Task goal:
Pictures aside, write out every record exactly as it appears.

··· Given information ···

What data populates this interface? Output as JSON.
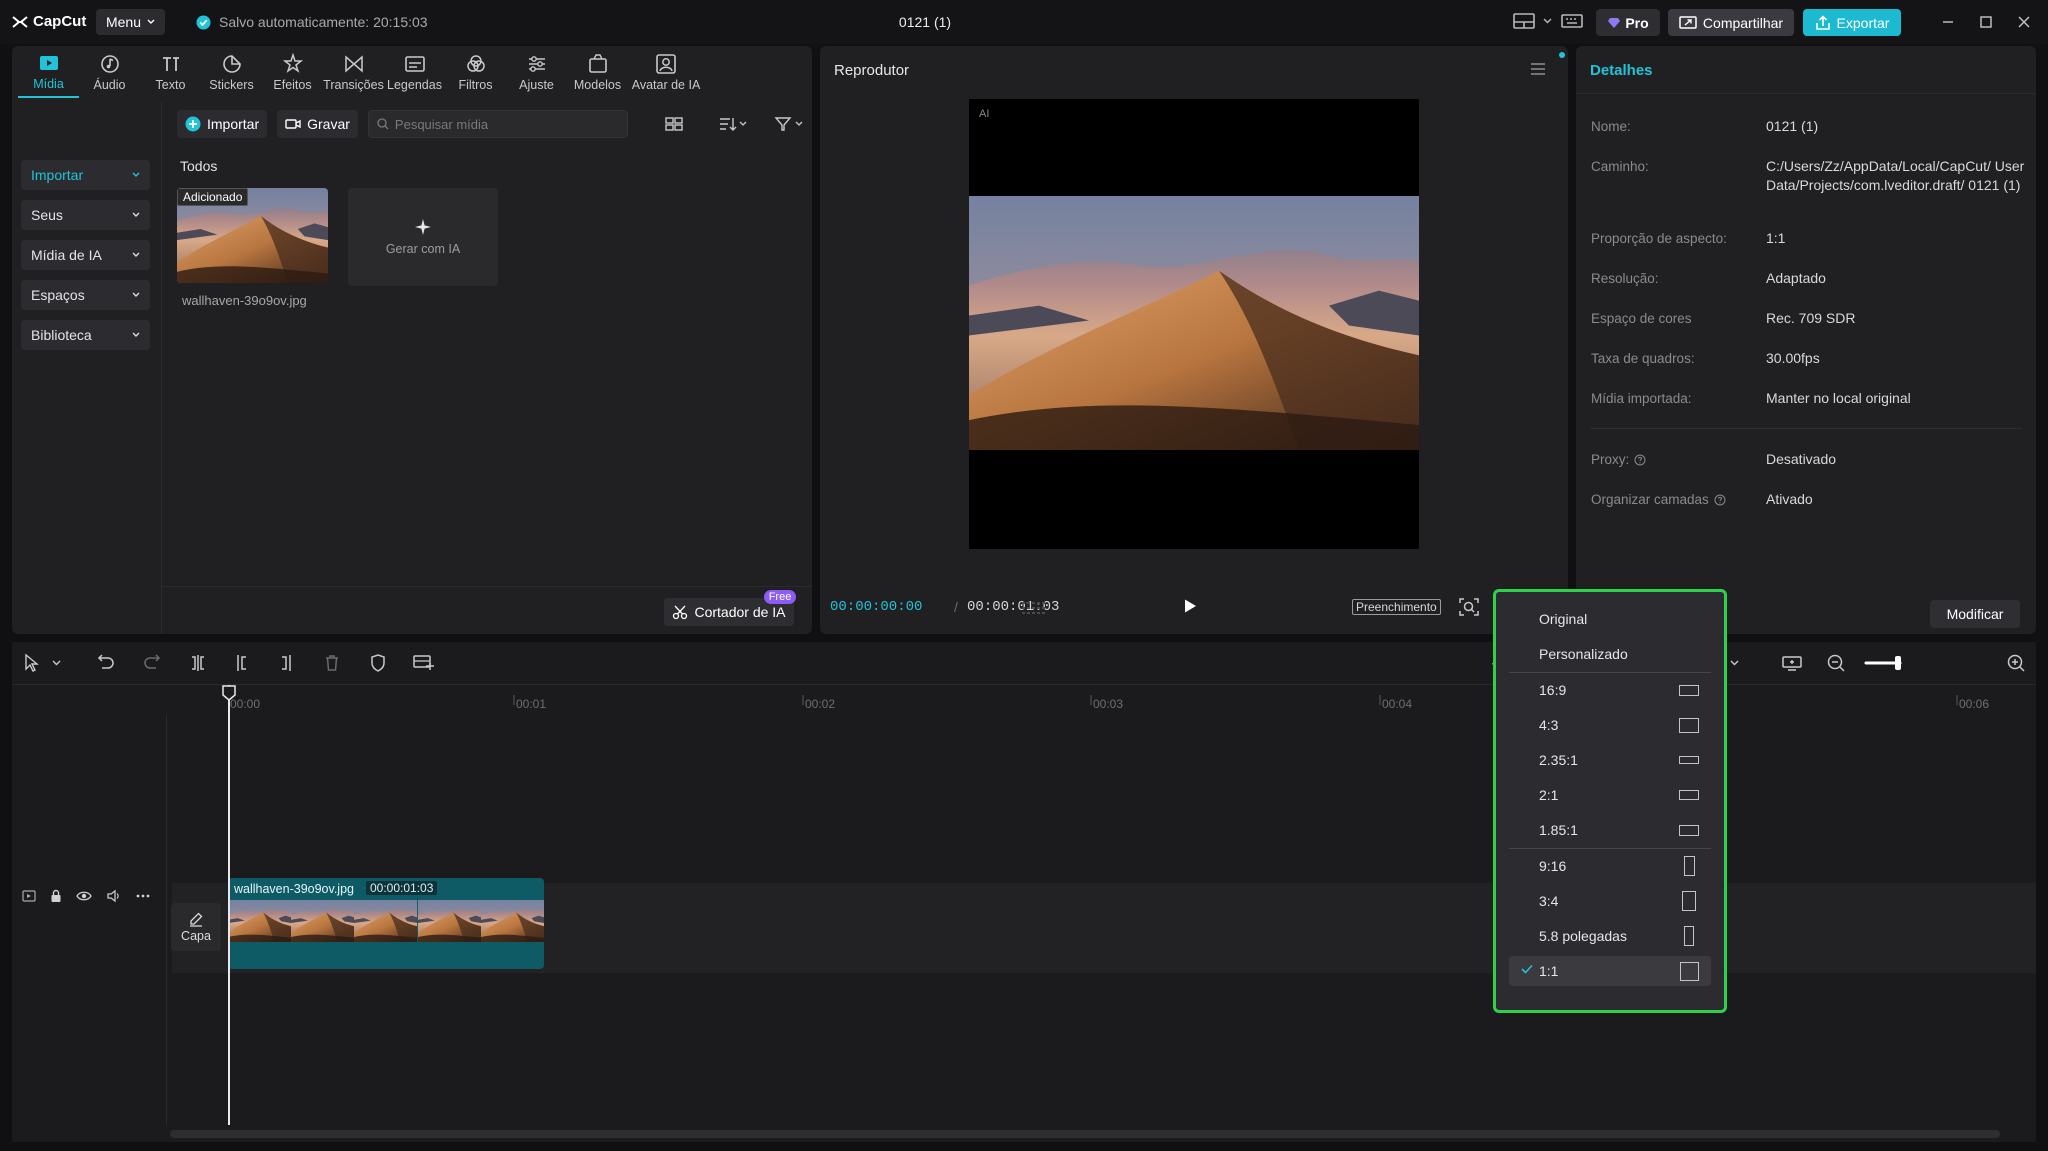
{
  "app": {
    "logo_text": "CapCut",
    "menu_label": "Menu",
    "autosave_text": "Salvo automaticamente: 20:15:03",
    "project_title": "0121 (1)",
    "pro_label": "Pro",
    "share_label": "Compartilhar",
    "export_label": "Exportar"
  },
  "tool_tabs": [
    {
      "label": "Mídia",
      "icon": "media-icon"
    },
    {
      "label": "Áudio",
      "icon": "audio-icon"
    },
    {
      "label": "Texto",
      "icon": "text-icon"
    },
    {
      "label": "Stickers",
      "icon": "sticker-icon"
    },
    {
      "label": "Efeitos",
      "icon": "effects-icon"
    },
    {
      "label": "Transições",
      "icon": "transition-icon"
    },
    {
      "label": "Legendas",
      "icon": "captions-icon"
    },
    {
      "label": "Filtros",
      "icon": "filter-icon"
    },
    {
      "label": "Ajuste",
      "icon": "adjust-icon"
    },
    {
      "label": "Modelos",
      "icon": "templates-icon"
    },
    {
      "label": "Avatar de IA",
      "icon": "ai-avatar-icon"
    }
  ],
  "left_nav": [
    {
      "label": "Importar"
    },
    {
      "label": "Seus"
    },
    {
      "label": "Mídia de IA"
    },
    {
      "label": "Espaços"
    },
    {
      "label": "Biblioteca"
    }
  ],
  "media": {
    "import_label": "Importar",
    "record_label": "Gravar",
    "search_placeholder": "Pesquisar mídia",
    "filter_all": "Todos",
    "added_badge": "Adicionado",
    "file_name": "wallhaven-39o9ov.jpg",
    "generate_ai_label": "Gerar com IA",
    "ai_cutter_label": "Cortador de IA",
    "free_tag": "Free"
  },
  "player": {
    "title": "Reprodutor",
    "canvas_label": "AI",
    "current_time": "00:00:00:00",
    "time_separator": "/",
    "total_time": "00:00:01:03",
    "fill_label": "Preenchimento"
  },
  "details": {
    "title": "Detalhes",
    "rows": [
      {
        "label": "Nome:",
        "value": "0121 (1)"
      },
      {
        "label": "Caminho:",
        "value": "C:/Users/Zz/AppData/Local/CapCut/ User Data/Projects/com.lveditor.draft/ 0121 (1)"
      },
      {
        "label": "Proporção de aspecto:",
        "value": "1:1"
      },
      {
        "label": "Resolução:",
        "value": "Adaptado"
      },
      {
        "label": "Espaço de cores",
        "value": "Rec. 709 SDR"
      },
      {
        "label": "Taxa de quadros:",
        "value": "30.00fps"
      },
      {
        "label": "Mídia importada:",
        "value": "Manter no local original"
      },
      {
        "label": "Proxy:",
        "value": "Desativado"
      },
      {
        "label": "Organizar camadas",
        "value": "Ativado"
      }
    ],
    "modify_label": "Modificar"
  },
  "timeline": {
    "ruler": [
      "00:00",
      "00:01",
      "00:02",
      "00:03",
      "00:04",
      "00:06"
    ],
    "clip_name": "wallhaven-39o9ov.jpg",
    "clip_duration": "00:00:01:03",
    "cover_label": "Capa"
  },
  "ratio_menu": {
    "items": [
      {
        "label": "Original"
      },
      {
        "label": "Personalizado"
      },
      {
        "label": "16:9"
      },
      {
        "label": "4:3"
      },
      {
        "label": "2.35:1"
      },
      {
        "label": "2:1"
      },
      {
        "label": "1.85:1"
      },
      {
        "label": "9:16"
      },
      {
        "label": "3:4"
      },
      {
        "label": "5.8 polegadas"
      },
      {
        "label": "1:1"
      }
    ],
    "selected": "1:1",
    "highlight_color": "#2ed24a"
  },
  "colors": {
    "accent": "#22c3d8",
    "export": "#1cbad0",
    "clip": "#0e5b66",
    "free_tag": "#8b5cf6"
  }
}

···

Solution to this problem:
What data populates this interface? Output as JSON.
{
  "app": {
    "logo_text": "CapCut",
    "menu_label": "Menu",
    "autosave_text": "Salvo automaticamente: 20:15:03",
    "project_title": "0121 (1)",
    "pro_label": "Pro",
    "share_label": "Compartilhar",
    "export_label": "Exportar"
  },
  "tool_tabs": [
    {
      "label": "Mídia",
      "icon": "media-icon"
    },
    {
      "label": "Áudio",
      "icon": "audio-icon"
    },
    {
      "label": "Texto",
      "icon": "text-icon"
    },
    {
      "label": "Stickers",
      "icon": "sticker-icon"
    },
    {
      "label": "Efeitos",
      "icon": "effects-icon"
    },
    {
      "label": "Transições",
      "icon": "transition-icon"
    },
    {
      "label": "Legendas",
      "icon": "captions-icon"
    },
    {
      "label": "Filtros",
      "icon": "filter-icon"
    },
    {
      "label": "Ajuste",
      "icon": "adjust-icon"
    },
    {
      "label": "Modelos",
      "icon": "templates-icon"
    },
    {
      "label": "Avatar de IA",
      "icon": "ai-avatar-icon"
    }
  ],
  "left_nav": [
    {
      "label": "Importar"
    },
    {
      "label": "Seus"
    },
    {
      "label": "Mídia de IA"
    },
    {
      "label": "Espaços"
    },
    {
      "label": "Biblioteca"
    }
  ],
  "media": {
    "import_label": "Importar",
    "record_label": "Gravar",
    "search_placeholder": "Pesquisar mídia",
    "filter_all": "Todos",
    "added_badge": "Adicionado",
    "file_name": "wallhaven-39o9ov.jpg",
    "generate_ai_label": "Gerar com IA",
    "ai_cutter_label": "Cortador de IA",
    "free_tag": "Free"
  },
  "player": {
    "title": "Reprodutor",
    "canvas_label": "AI",
    "current_time": "00:00:00:00",
    "time_separator": "/",
    "total_time": "00:00:01:03",
    "fill_label": "Preenchimento"
  },
  "details": {
    "title": "Detalhes",
    "rows": [
      {
        "label": "Nome:",
        "value": "0121 (1)"
      },
      {
        "label": "Caminho:",
        "value": "C:/Users/Zz/AppData/Local/CapCut/ User Data/Projects/com.lveditor.draft/ 0121 (1)"
      },
      {
        "label": "Proporção de aspecto:",
        "value": "1:1"
      },
      {
        "label": "Resolução:",
        "value": "Adaptado"
      },
      {
        "label": "Espaço de cores",
        "value": "Rec. 709 SDR"
      },
      {
        "label": "Taxa de quadros:",
        "value": "30.00fps"
      },
      {
        "label": "Mídia importada:",
        "value": "Manter no local original"
      },
      {
        "label": "Proxy:",
        "value": "Desativado"
      },
      {
        "label": "Organizar camadas",
        "value": "Ativado"
      }
    ],
    "modify_label": "Modificar"
  },
  "timeline": {
    "ruler": [
      "00:00",
      "00:01",
      "00:02",
      "00:03",
      "00:04",
      "00:06"
    ],
    "clip_name": "wallhaven-39o9ov.jpg",
    "clip_duration": "00:00:01:03",
    "cover_label": "Capa"
  },
  "ratio_menu": {
    "items": [
      {
        "label": "Original"
      },
      {
        "label": "Personalizado"
      },
      {
        "label": "16:9"
      },
      {
        "label": "4:3"
      },
      {
        "label": "2.35:1"
      },
      {
        "label": "2:1"
      },
      {
        "label": "1.85:1"
      },
      {
        "label": "9:16"
      },
      {
        "label": "3:4"
      },
      {
        "label": "5.8 polegadas"
      },
      {
        "label": "1:1"
      }
    ],
    "selected": "1:1",
    "highlight_color": "#2ed24a"
  },
  "colors": {
    "accent": "#22c3d8",
    "export": "#1cbad0",
    "clip": "#0e5b66",
    "free_tag": "#8b5cf6"
  }
}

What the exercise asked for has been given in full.